=== Section Start ===

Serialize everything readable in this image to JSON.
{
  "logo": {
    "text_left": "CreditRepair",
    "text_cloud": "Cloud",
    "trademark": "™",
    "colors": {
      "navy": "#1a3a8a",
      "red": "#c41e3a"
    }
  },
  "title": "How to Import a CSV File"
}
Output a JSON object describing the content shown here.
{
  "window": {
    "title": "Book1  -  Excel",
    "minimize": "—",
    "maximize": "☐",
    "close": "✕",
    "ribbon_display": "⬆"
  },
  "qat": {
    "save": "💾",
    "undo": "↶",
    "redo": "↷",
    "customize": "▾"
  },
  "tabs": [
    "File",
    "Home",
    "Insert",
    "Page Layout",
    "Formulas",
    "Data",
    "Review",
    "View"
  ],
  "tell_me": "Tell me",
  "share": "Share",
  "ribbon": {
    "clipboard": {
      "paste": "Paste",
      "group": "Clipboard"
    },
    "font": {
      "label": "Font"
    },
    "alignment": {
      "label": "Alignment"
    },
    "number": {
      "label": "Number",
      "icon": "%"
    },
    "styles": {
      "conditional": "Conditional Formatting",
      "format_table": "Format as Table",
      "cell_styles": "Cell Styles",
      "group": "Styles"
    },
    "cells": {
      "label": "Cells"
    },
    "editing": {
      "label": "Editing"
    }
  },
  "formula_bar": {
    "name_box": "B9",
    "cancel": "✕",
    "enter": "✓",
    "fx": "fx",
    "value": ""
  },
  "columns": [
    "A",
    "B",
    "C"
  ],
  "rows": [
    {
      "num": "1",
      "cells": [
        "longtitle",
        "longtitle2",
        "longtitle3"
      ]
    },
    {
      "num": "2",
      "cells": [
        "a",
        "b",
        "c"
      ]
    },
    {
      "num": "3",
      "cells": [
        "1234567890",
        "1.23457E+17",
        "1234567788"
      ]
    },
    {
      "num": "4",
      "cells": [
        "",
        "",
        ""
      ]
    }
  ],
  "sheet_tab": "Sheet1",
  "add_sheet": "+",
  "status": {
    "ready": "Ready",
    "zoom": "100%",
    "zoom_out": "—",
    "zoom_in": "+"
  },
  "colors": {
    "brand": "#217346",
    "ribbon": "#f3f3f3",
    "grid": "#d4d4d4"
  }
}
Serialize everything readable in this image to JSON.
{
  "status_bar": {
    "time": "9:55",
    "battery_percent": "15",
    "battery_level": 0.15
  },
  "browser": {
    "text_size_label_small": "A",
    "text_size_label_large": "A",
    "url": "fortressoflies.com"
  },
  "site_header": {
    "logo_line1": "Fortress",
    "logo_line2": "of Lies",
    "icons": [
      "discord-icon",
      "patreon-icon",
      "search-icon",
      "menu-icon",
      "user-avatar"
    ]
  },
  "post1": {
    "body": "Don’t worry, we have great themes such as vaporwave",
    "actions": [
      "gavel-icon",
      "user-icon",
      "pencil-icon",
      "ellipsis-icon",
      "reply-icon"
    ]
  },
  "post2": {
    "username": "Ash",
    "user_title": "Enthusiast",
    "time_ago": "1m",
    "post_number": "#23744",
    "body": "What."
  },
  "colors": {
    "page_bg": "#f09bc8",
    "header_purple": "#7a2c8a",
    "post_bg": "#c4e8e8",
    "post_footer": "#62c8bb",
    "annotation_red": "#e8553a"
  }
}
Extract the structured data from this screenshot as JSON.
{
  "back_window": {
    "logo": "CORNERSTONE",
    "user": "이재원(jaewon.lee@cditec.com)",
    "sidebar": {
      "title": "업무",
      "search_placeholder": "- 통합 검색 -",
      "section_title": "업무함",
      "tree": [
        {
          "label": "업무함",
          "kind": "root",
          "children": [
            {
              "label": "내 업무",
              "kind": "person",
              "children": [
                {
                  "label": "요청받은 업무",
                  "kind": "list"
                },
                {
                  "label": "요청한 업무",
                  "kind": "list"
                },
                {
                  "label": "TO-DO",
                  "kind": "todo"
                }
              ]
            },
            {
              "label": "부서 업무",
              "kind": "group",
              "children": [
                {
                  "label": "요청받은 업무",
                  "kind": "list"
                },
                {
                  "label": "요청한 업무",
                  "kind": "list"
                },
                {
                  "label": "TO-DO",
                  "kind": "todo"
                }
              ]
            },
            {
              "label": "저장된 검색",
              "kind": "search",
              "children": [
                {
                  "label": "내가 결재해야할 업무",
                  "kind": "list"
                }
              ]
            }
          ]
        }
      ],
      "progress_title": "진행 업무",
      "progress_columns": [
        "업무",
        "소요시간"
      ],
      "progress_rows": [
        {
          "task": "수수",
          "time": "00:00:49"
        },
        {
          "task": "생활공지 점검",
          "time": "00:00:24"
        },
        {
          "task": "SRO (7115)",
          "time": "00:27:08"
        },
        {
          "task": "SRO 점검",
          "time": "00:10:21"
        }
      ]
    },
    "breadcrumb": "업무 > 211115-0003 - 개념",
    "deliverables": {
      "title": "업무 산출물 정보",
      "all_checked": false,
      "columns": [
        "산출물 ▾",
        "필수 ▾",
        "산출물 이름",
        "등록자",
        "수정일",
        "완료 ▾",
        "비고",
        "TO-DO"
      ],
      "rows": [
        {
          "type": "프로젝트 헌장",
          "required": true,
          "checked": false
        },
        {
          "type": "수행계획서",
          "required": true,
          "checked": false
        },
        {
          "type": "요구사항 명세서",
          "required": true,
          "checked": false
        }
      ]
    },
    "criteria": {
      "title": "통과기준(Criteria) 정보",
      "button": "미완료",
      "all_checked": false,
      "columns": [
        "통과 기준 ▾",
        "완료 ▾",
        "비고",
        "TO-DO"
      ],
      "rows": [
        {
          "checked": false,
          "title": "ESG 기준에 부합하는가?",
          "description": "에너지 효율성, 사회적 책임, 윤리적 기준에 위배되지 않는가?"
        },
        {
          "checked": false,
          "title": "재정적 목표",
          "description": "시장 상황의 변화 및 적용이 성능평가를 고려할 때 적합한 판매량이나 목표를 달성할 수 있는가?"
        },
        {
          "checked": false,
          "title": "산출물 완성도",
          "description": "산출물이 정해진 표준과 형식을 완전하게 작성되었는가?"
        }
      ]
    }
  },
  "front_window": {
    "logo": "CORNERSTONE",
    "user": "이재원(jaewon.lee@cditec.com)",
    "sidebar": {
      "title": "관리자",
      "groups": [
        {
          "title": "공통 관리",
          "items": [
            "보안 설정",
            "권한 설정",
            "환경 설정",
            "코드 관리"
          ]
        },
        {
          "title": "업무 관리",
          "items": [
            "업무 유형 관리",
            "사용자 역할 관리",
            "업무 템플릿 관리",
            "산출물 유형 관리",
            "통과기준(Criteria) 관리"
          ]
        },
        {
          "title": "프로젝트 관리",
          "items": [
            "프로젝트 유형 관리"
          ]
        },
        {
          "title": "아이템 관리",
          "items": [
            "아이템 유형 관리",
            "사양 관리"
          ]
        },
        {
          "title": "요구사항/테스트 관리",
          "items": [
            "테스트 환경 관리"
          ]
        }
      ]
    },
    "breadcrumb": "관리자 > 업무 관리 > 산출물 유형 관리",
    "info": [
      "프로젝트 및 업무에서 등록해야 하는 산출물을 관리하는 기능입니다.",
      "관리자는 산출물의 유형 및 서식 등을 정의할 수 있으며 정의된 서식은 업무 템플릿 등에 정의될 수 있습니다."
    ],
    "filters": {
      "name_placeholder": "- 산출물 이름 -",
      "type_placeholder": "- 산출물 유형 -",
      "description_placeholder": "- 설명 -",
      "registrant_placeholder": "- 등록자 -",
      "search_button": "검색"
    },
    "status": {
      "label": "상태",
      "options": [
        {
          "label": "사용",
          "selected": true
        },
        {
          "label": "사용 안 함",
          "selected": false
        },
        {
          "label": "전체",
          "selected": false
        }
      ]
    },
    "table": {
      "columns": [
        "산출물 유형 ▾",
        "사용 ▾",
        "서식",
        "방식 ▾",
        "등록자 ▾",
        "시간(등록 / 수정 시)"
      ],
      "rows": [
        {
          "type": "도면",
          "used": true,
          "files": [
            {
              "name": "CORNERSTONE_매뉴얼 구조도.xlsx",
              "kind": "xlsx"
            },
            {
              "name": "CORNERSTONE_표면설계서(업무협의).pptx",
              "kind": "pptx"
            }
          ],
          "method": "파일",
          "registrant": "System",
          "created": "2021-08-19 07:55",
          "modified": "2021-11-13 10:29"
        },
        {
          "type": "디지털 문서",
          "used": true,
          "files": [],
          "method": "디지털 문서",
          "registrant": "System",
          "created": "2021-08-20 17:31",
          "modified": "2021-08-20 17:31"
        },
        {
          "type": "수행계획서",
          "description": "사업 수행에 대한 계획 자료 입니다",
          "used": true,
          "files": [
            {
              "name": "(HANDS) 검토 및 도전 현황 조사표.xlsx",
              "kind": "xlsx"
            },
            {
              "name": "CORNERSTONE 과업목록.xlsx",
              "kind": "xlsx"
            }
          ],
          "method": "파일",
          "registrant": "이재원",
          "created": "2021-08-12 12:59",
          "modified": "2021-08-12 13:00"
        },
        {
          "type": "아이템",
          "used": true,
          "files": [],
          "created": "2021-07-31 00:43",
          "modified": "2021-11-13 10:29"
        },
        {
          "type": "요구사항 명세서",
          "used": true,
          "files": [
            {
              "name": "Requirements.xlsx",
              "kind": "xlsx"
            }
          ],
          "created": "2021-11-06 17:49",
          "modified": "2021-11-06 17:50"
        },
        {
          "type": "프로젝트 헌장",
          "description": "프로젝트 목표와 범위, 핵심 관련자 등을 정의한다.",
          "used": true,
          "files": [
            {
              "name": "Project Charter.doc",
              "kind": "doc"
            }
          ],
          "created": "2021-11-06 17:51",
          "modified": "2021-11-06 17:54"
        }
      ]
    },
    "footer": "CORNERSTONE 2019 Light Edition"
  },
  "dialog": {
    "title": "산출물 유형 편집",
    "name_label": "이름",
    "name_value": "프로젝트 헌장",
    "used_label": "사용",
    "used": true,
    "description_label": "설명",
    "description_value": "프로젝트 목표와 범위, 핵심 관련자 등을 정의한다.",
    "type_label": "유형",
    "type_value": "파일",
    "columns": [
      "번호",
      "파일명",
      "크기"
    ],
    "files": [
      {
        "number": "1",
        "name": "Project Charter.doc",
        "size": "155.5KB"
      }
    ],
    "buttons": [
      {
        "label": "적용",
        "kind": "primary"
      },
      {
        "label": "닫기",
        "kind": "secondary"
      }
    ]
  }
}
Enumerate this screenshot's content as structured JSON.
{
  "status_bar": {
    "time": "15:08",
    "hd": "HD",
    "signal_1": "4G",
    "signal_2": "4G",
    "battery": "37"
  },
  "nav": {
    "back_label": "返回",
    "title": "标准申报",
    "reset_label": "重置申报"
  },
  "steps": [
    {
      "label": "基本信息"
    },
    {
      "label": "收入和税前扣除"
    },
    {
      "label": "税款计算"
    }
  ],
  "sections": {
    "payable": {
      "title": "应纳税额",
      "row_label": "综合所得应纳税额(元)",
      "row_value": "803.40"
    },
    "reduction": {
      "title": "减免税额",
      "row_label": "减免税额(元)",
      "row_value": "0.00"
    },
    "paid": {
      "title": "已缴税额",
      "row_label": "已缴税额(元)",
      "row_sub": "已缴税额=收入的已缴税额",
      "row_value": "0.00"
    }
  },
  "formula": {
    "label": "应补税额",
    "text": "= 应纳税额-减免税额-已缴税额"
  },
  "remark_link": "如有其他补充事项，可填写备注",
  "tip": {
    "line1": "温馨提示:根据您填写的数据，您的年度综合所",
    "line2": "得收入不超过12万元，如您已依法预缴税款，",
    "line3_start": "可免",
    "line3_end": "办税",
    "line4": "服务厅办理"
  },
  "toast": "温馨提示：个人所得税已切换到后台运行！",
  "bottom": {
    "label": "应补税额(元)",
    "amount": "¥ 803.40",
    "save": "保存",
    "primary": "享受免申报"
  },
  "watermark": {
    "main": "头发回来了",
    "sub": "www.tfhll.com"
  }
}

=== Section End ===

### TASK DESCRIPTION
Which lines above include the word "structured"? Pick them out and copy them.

### RESULT
Extract the structured data from this screenshot as JSON.
Enumerate this screenshot's content as structured JSON.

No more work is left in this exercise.